* [Work instruction]:
What follows is a set of entries. Repeat them exactly, but not their pictures.
##### Records provided
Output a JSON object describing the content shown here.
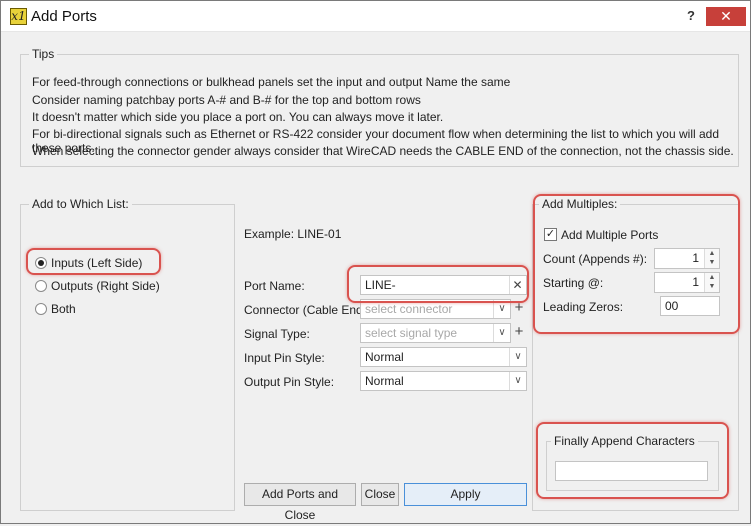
{
  "window": {
    "icon_text": "x1",
    "title": "Add Ports",
    "help_label": "?",
    "close_label": "✕"
  },
  "tips": {
    "legend": "Tips",
    "lines": [
      "For feed-through connections or bulkhead panels set the input and output Name the same",
      "Consider naming patchbay ports A-# and B-# for the top and bottom rows",
      "It doesn't matter which side you place a port on. You can always move it later.",
      "For bi-directional signals such as Ethernet or RS-422 consider your document flow when determining the list to which you will add these ports.",
      "When selecting the connector gender always consider that WireCAD needs the CABLE END of the connection, not the chassis side."
    ]
  },
  "add_to_list": {
    "legend": "Add to Which List:",
    "options": [
      {
        "label": "Inputs (Left Side)",
        "selected": true
      },
      {
        "label": "Outputs (Right Side)",
        "selected": false
      },
      {
        "label": "Both",
        "selected": false
      }
    ]
  },
  "port_form": {
    "example": "Example: LINE-01",
    "port_name_label": "Port Name:",
    "port_name_value": "LINE-",
    "clear_icon": "✕",
    "connector_label": "Connector (Cable End):",
    "connector_placeholder": "select connector",
    "signal_type_label": "Signal Type:",
    "signal_type_placeholder": "select signal type",
    "input_pin_style_label": "Input Pin Style:",
    "input_pin_style_value": "Normal",
    "output_pin_style_label": "Output Pin Style:",
    "output_pin_style_value": "Normal",
    "plus_label": "+",
    "dropdown_arrow": "∨"
  },
  "multiples": {
    "legend": "Add Multiples:",
    "checkbox_label": "Add Multiple Ports",
    "checkbox_checked": true,
    "check_mark": "✓",
    "count_label": "Count (Appends #):",
    "count_value": "1",
    "starting_label": "Starting @:",
    "starting_value": "1",
    "leading_zeros_label": "Leading Zeros:",
    "leading_zeros_value": "00",
    "spin_up": "▲",
    "spin_down": "▼"
  },
  "finally_append": {
    "legend": "Finally Append Characters",
    "value": ""
  },
  "buttons": {
    "add_and_close": "Add Ports and Close",
    "close": "Close",
    "apply": "Apply"
  },
  "colors": {
    "callout": "#d9534f",
    "close_button": "#c7403a",
    "primary_border": "#4a90d9"
  }
}
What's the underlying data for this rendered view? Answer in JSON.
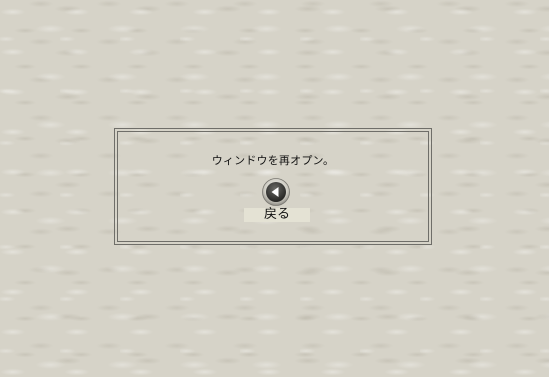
{
  "dialog": {
    "message": "ウィンドウを再オプン。",
    "back_button": {
      "icon": "arrow-left-circle-icon",
      "label": "戻る"
    }
  },
  "colors": {
    "background": "#d6d3c8",
    "border": "#6f6e69",
    "label_bg": "#e4e2d4"
  }
}
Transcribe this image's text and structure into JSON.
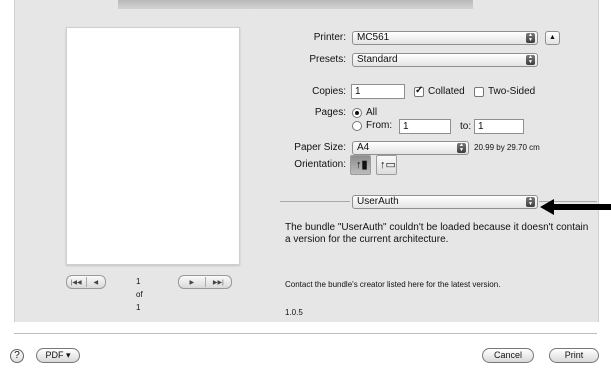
{
  "printer": {
    "label": "Printer:",
    "value": "MC561"
  },
  "presets": {
    "label": "Presets:",
    "value": "Standard"
  },
  "copies": {
    "label": "Copies:",
    "value": "1",
    "collated_label": "Collated",
    "collated": true,
    "two_sided_label": "Two-Sided",
    "two_sided": false
  },
  "pages": {
    "label": "Pages:",
    "all_label": "All",
    "from_label": "From:",
    "from_value": "1",
    "to_label": "to:",
    "to_value": "1",
    "selected": "All"
  },
  "paper_size": {
    "label": "Paper Size:",
    "value": "A4",
    "dimensions": "20.99 by 29.70 cm"
  },
  "orientation": {
    "label": "Orientation:",
    "selected": "portrait"
  },
  "section_popup": {
    "value": "UserAuth"
  },
  "message": {
    "error": "The bundle \"UserAuth\" couldn't be loaded because it doesn't contain a version for the current architecture.",
    "contact": "Contact the bundle's creator listed here for the latest version.",
    "version": "1.0.5"
  },
  "preview": {
    "page_indicator": "1 of 1"
  },
  "buttons": {
    "help": "?",
    "pdf": "PDF ▾",
    "cancel": "Cancel",
    "print": "Print"
  },
  "icons": [
    "first-page-icon",
    "prev-page-icon",
    "next-page-icon",
    "last-page-icon",
    "portrait-icon",
    "landscape-icon",
    "stepper-icon",
    "disclosure-icon",
    "arrow-icon"
  ]
}
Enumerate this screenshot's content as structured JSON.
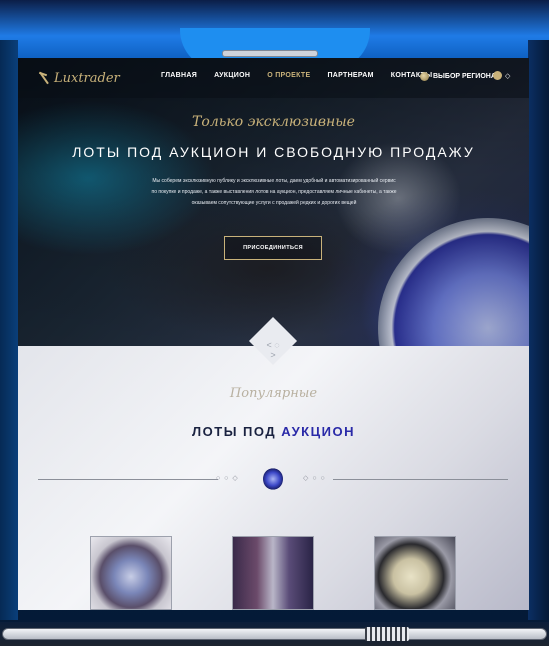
{
  "nav": {
    "logo_text": "Luxtrader",
    "items": [
      {
        "label": "ГЛАВНАЯ"
      },
      {
        "label": "АУКЦИОН"
      },
      {
        "label": "О ПРОЕКТЕ"
      },
      {
        "label": "ПАРТНЕРАМ"
      },
      {
        "label": "КОНТАКТЫ"
      }
    ],
    "region_label": "ВЫБОР РЕГИОНА",
    "lang_arrow": "◇"
  },
  "hero": {
    "script_title": "Только эксклюзивные",
    "title": "ЛОТЫ ПОД АУКЦИОН И СВОБОДНУЮ ПРОДАЖУ",
    "text_line1": "Мы соберем эксклюзивную публику и эксклюзивные лоты, даем удобный и автоматизированный сервис",
    "text_line2": "по покупке и продаже, а также выставления лотов на аукцион, предоставляем личные кабинеты, а также",
    "text_line3": "оказываем сопутствующие услуги с продажей редких и дорогих вещей",
    "join_button": "ПРИСОЕДИНИТЬСЯ"
  },
  "lots": {
    "script_title": "Популярные",
    "title_main": "ЛОТЫ ПОД",
    "title_accent": "АУКЦИОН",
    "dots_left": "○ ○ ◇",
    "dots_right": "◇ ○ ○"
  },
  "colors": {
    "gold": "#c9b27a",
    "frame_blue": "#1e8ef0",
    "title_accent": "#2a2aa8"
  }
}
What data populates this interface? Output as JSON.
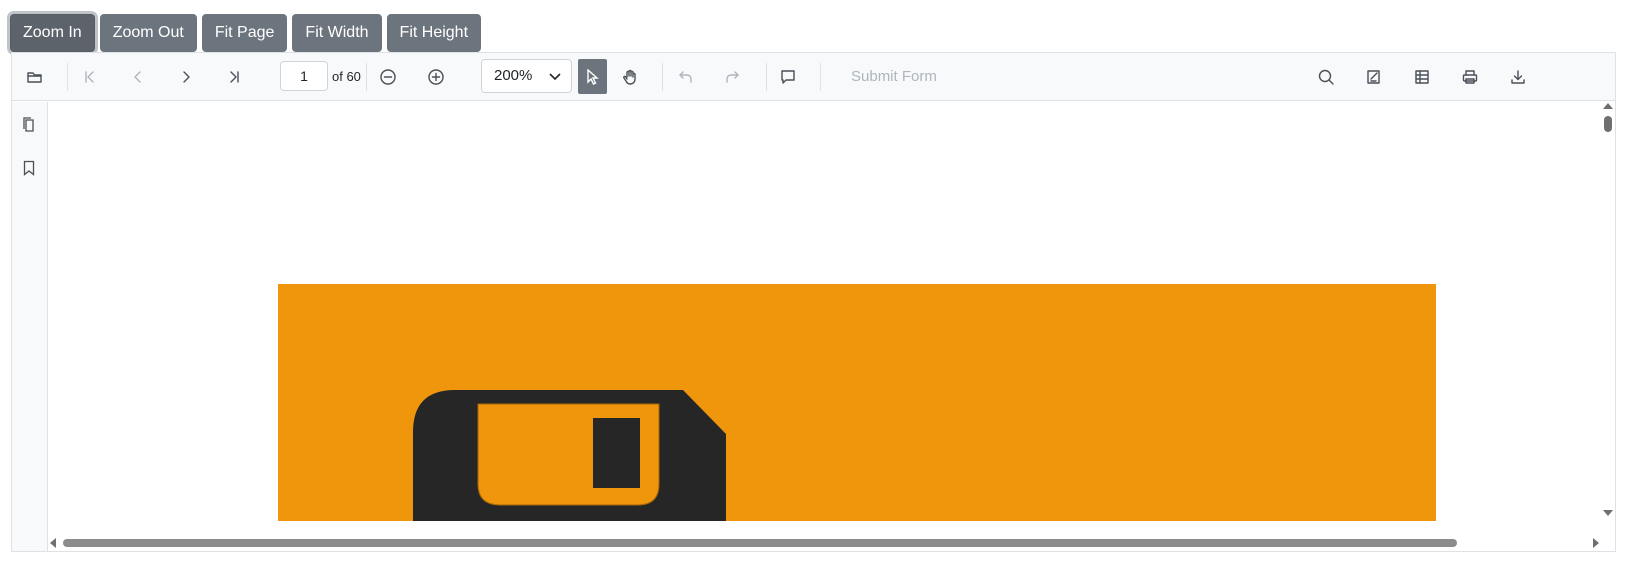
{
  "buttons": {
    "zoom_in": "Zoom In",
    "zoom_out": "Zoom Out",
    "fit_page": "Fit Page",
    "fit_width": "Fit Width",
    "fit_height": "Fit Height"
  },
  "toolbar": {
    "current_page": "1",
    "total_pages": "of 60",
    "zoom_value": "200%",
    "submit_form": "Submit Form"
  },
  "icons": {
    "open": "folder-open-icon",
    "first_page": "first-page-icon",
    "prev_page": "previous-page-icon",
    "next_page": "next-page-icon",
    "last_page": "last-page-icon",
    "zoom_out": "zoom-out-icon",
    "zoom_in": "zoom-in-icon",
    "select": "text-select-cursor-icon",
    "pan": "hand-pan-icon",
    "undo": "undo-icon",
    "redo": "redo-icon",
    "comment": "comment-icon",
    "search": "search-icon",
    "annotation": "edit-annotation-icon",
    "form_designer": "form-designer-icon",
    "print": "print-icon",
    "download": "download-icon",
    "page_thumbnails": "page-thumbnails-icon",
    "bookmarks": "bookmark-icon"
  },
  "colors": {
    "page_background": "#ef960c",
    "disk_dark": "#262626",
    "button_bg": "#6c757d"
  }
}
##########
* [Output of the task]:
Output a JSON object describing the content shown here.
{
  "window": {
    "icon_text": "x1",
    "title": "Add Ports",
    "help_label": "?",
    "close_label": "✕"
  },
  "tips": {
    "legend": "Tips",
    "lines": [
      "For feed-through connections or bulkhead panels set the input and output Name the same",
      "Consider naming patchbay ports A-# and B-# for the top and bottom rows",
      "It doesn't matter which side you place a port on. You can always move it later.",
      "For bi-directional signals such as Ethernet or RS-422 consider your document flow when determining the list to which you will add these ports.",
      "When selecting the connector gender always consider that WireCAD needs the CABLE END of the connection, not the chassis side."
    ]
  },
  "add_to_list": {
    "legend": "Add to Which List:",
    "options": [
      {
        "label": "Inputs (Left Side)",
        "selected": true
      },
      {
        "label": "Outputs (Right Side)",
        "selected": false
      },
      {
        "label": "Both",
        "selected": false
      }
    ]
  },
  "port_form": {
    "example": "Example: LINE-01",
    "port_name_label": "Port Name:",
    "port_name_value": "LINE-",
    "clear_icon": "✕",
    "connector_label": "Connector (Cable End):",
    "connector_placeholder": "select connector",
    "signal_type_label": "Signal Type:",
    "signal_type_placeholder": "select signal type",
    "input_pin_style_label": "Input Pin Style:",
    "input_pin_style_value": "Normal",
    "output_pin_style_label": "Output Pin Style:",
    "output_pin_style_value": "Normal",
    "plus_label": "+",
    "dropdown_arrow": "∨"
  },
  "multiples": {
    "legend": "Add Multiples:",
    "checkbox_label": "Add Multiple Ports",
    "checkbox_checked": true,
    "check_mark": "✓",
    "count_label": "Count (Appends #):",
    "count_value": "1",
    "starting_label": "Starting @:",
    "starting_value": "1",
    "leading_zeros_label": "Leading Zeros:",
    "leading_zeros_value": "00",
    "spin_up": "▲",
    "spin_down": "▼"
  },
  "finally_append": {
    "legend": "Finally Append Characters",
    "value": ""
  },
  "buttons": {
    "add_and_close": "Add Ports and Close",
    "close": "Close",
    "apply": "Apply"
  },
  "colors": {
    "callout": "#d9534f",
    "close_button": "#c7403a",
    "primary_border": "#4a90d9"
  }
}
What's the underlying data for this rendered view? Answer in JSON.
{
  "dialog": {
    "message": "ウィンドウを再オプン。",
    "back_button": {
      "icon": "arrow-left-circle-icon",
      "label": "戻る"
    }
  },
  "colors": {
    "background": "#d6d3c8",
    "border": "#6f6e69",
    "label_bg": "#e4e2d4"
  }
}
Transcribe this image's text and structure into JSON.
{
  "printer": {
    "label": "Printer:",
    "value": "MC561"
  },
  "presets": {
    "label": "Presets:",
    "value": "Standard"
  },
  "copies": {
    "label": "Copies:",
    "value": "1",
    "collated_label": "Collated",
    "collated": true,
    "two_sided_label": "Two-Sided",
    "two_sided": false
  },
  "pages": {
    "label": "Pages:",
    "all_label": "All",
    "from_label": "From:",
    "from_value": "1",
    "to_label": "to:",
    "to_value": "1",
    "selected": "All"
  },
  "paper_size": {
    "label": "Paper Size:",
    "value": "A4",
    "dimensions": "20.99 by 29.70 cm"
  },
  "orientation": {
    "label": "Orientation:",
    "selected": "portrait"
  },
  "section_popup": {
    "value": "UserAuth"
  },
  "message": {
    "error": "The bundle \"UserAuth\" couldn't be loaded because it doesn't contain a version for the current architecture.",
    "contact": "Contact the bundle's creator listed here for the latest version.",
    "version": "1.0.5"
  },
  "preview": {
    "page_indicator": "1 of 1"
  },
  "buttons": {
    "help": "?",
    "pdf": "PDF ▾",
    "cancel": "Cancel",
    "print": "Print"
  },
  "icons": [
    "first-page-icon",
    "prev-page-icon",
    "next-page-icon",
    "last-page-icon",
    "portrait-icon",
    "landscape-icon",
    "stepper-icon",
    "disclosure-icon",
    "arrow-icon"
  ]
}
Enumerate this screenshot's content as structured JSON.
{
  "nav": {
    "logo_text": "Luxtrader",
    "items": [
      {
        "label": "ГЛАВНАЯ"
      },
      {
        "label": "АУКЦИОН"
      },
      {
        "label": "О ПРОЕКТЕ"
      },
      {
        "label": "ПАРТНЕРАМ"
      },
      {
        "label": "КОНТАКТЫ"
      }
    ],
    "region_label": "ВЫБОР РЕГИОНА",
    "lang_arrow": "◇"
  },
  "hero": {
    "script_title": "Только эксклюзивные",
    "title": "ЛОТЫ ПОД АУКЦИОН И СВОБОДНУЮ ПРОДАЖУ",
    "text_line1": "Мы соберем эксклюзивную публику и эксклюзивные лоты, даем удобный и автоматизированный сервис",
    "text_line2": "по покупке и продаже, а также выставления лотов на аукцион, предоставляем личные кабинеты, а также",
    "text_line3": "оказываем сопутствующие услуги с продажей редких и дорогих вещей",
    "join_button": "ПРИСОЕДИНИТЬСЯ"
  },
  "lots": {
    "script_title": "Популярные",
    "title_main": "ЛОТЫ ПОД",
    "title_accent": "АУКЦИОН",
    "dots_left": "○ ○ ◇",
    "dots_right": "◇ ○ ○"
  },
  "colors": {
    "gold": "#c9b27a",
    "frame_blue": "#1e8ef0",
    "title_accent": "#2a2aa8"
  }
}
What data populates this interface? Output as JSON.
{
  "buttons": {
    "zoom_in": "Zoom In",
    "zoom_out": "Zoom Out",
    "fit_page": "Fit Page",
    "fit_width": "Fit Width",
    "fit_height": "Fit Height"
  },
  "toolbar": {
    "current_page": "1",
    "total_pages": "of 60",
    "zoom_value": "200%",
    "submit_form": "Submit Form"
  },
  "icons": {
    "open": "folder-open-icon",
    "first_page": "first-page-icon",
    "prev_page": "previous-page-icon",
    "next_page": "next-page-icon",
    "last_page": "last-page-icon",
    "zoom_out": "zoom-out-icon",
    "zoom_in": "zoom-in-icon",
    "select": "text-select-cursor-icon",
    "pan": "hand-pan-icon",
    "undo": "undo-icon",
    "redo": "redo-icon",
    "comment": "comment-icon",
    "search": "search-icon",
    "annotation": "edit-annotation-icon",
    "form_designer": "form-designer-icon",
    "print": "print-icon",
    "download": "download-icon",
    "page_thumbnails": "page-thumbnails-icon",
    "bookmarks": "bookmark-icon"
  },
  "colors": {
    "page_background": "#ef960c",
    "disk_dark": "#262626",
    "button_bg": "#6c757d"
  }
}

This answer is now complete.